Finding a common link between a professional mountain bike racer and the owner of a male grooming company may seem pretty tenuous. On the one hand, you're an extreme biker who competes at world class events while helping trainees perform 15ft jumps at your woodland track. On the other, you're patiently blending organic oils and balms while discussing the finer points of skincare regimes. What's the connection? Simple: the great outdoors.
When Bedfordshire Beard Co. launched in 2014, its signature oil was called The Sawmill. Founder (and bike racing guru) Tom Dowie associated the scent with his time spent shredding trails in the forest. "Sawmill was the very first oil we produced," he says. "With spending most of my time in the woods, we developed it with the familiar scent of a fresh pine forest. It's still one of our best sellers."
So how does someone go from performing zero G jumps to mixing organic oils? Back in 2014, when Dowie first began growing his beard, he became aware of the lack of handcrafted, naturally-sourced grooming products available on the market. "I started off making oils and balms for myself and soon my friends were asking to purchase them — it all just grew from there," he says. The confidence to launch the brand came from the surge in demand for his products. Soon, they were being stocked at local barbers around his home county in East England.
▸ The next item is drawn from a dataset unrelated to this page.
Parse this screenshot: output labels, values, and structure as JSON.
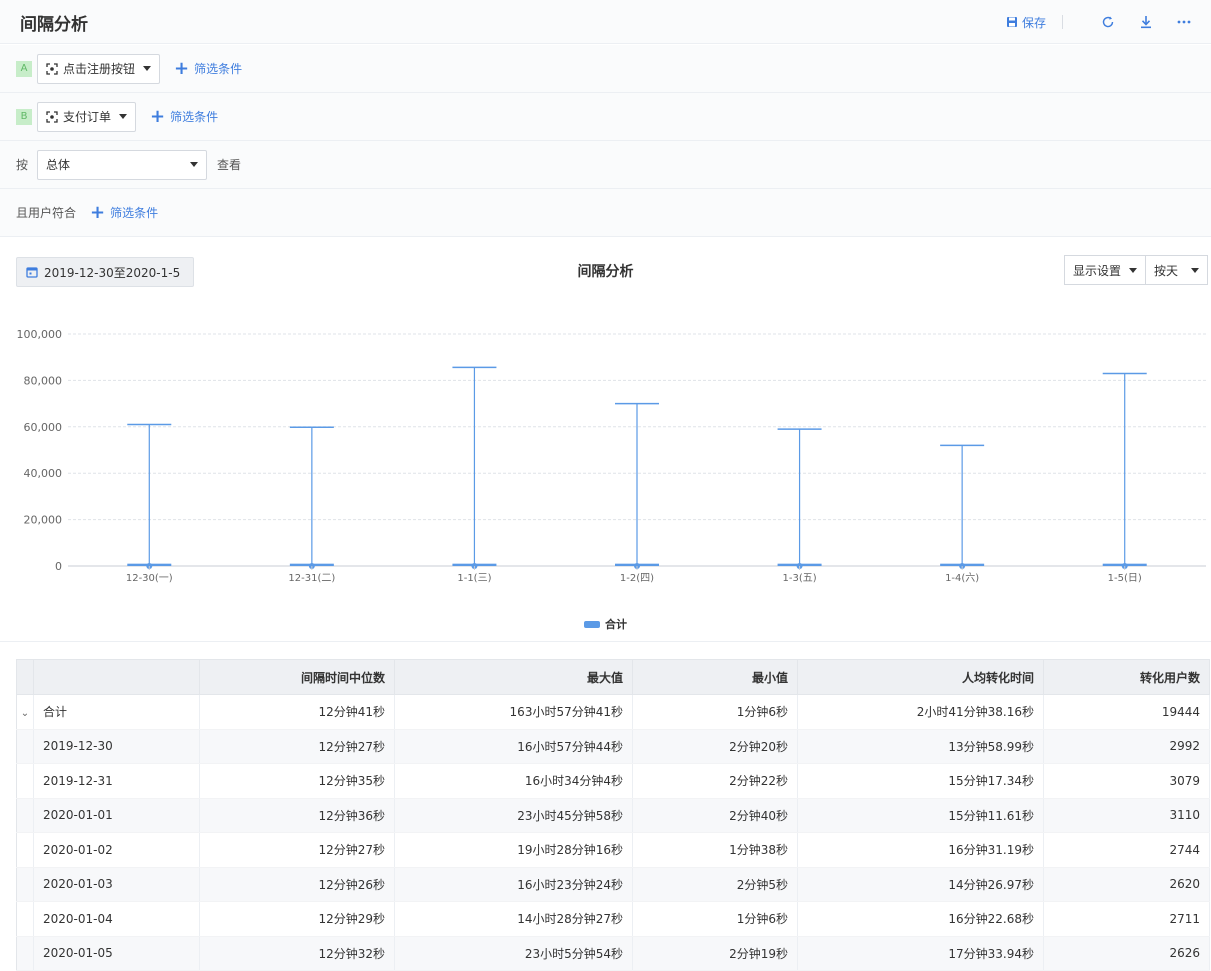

Dowie's partner, Caitlin Welsh, manages the international markets and customer service. "Two heads are better than one," she says. "We both live and breathe Bedfordshire Beard Co., and we wouldn't have it any other way."
A family affair
The brand's beard oils are carefully blended using organic oils (such as extracts of almond, grapeseed, hemp, juniper and apricot) to nourish and moisturise the skin while deeply conditioning the beard. Each oil is handmade in-house in small batches. The beard balms, meanwhile, have been created using a blend of oils, butters and waxes that give a light hold.
However, there's a family secret. "Tom's mother comes from an aromatherapy background, so he had a little help with which oils and ingredients work best together and give the best health benefits," says Welsh. "We blend all our oils by hand and we want to make sure this is always a core process in our business, no matter how big it grows." She admits they have a secret technique when it comes to hand-pouring the oils, but says the method is "hush-hush".
The need for secrecy is self-evident: the beard grooming market has exploded into a US$6 billion global business in recent years, according to market researcher Euromonitor.
The beard boom
"It's great to see how the industry has blown up, but sadly this brings a large majority of price wars and lower quality products," says Dowie. "It has definitely made the established companies work harder on educating customers though, which can only be a good thing."
Bedfordshire Beard Co. prides itself on handcrafted and naturally sourced oils. "Our core values are excellent quality, artisan production, and affordability," says Welsh. "We try our best to source ingredients locally and our retailers know they can trust us to supply them with handmade grooming products of the highest standard."
However, while the company's goal is to deliver artisanal quality, there's also a whiff of romance in its branding. Take its latest scent, The Tobacconist. "We wanted to combine warm, spicy tones with the sweetness of vanilla," says Dowie. "It's what we imagine the scent of a gentlemen's club from the early 1900s would have been like. For us, this is the perfect fragrance for the modern gentleman. Everyone lucky enough to have sampled it has fallen in love with it."
Company of men
Grooming-wise, the longevity of the beard's popularity is a hairy issue. Some say beards are here to stay, others claim we have reached "peak beard". Dowie is more philosophical.
"What they might be forgetting is that many who were in it for the fashion have now shaved theirs off," he says. "There are many men who had a beard before it became a fashion statement, and those guys still have them now.
The hipster stigma — if you want to call it that — has passed. Men are choosing to keep the beard or grow one simply because it suits them. They aren't growing one to conform to the latest trend. These guys are our ideal customers. They understand the beard community, the lifestyle, and beard care."
Talking of communities, does he find that bearded men orbit towards one another for grooming advice?
"Totally," says Dowie. "Every time we're out and about we end up in an in-depth conversation on beard care or even skincare routines. They say men's grooming is the fastest growing market in the cosmetics industry, so we hope to bring the use of natural ingredients within our products to address men's grooming needs."
As for defining the ideal customer, he is careful not to pigeonhole. "We tend to avoid focusing on the beard making a man 'manly'," he says. "Modern masculinity has nothing to do with facial hair. It's a gentlemanly attitude with an edge; someone who gets their hands dirty but takes the time to maintain their appearance and enjoys the fine things life has to offer."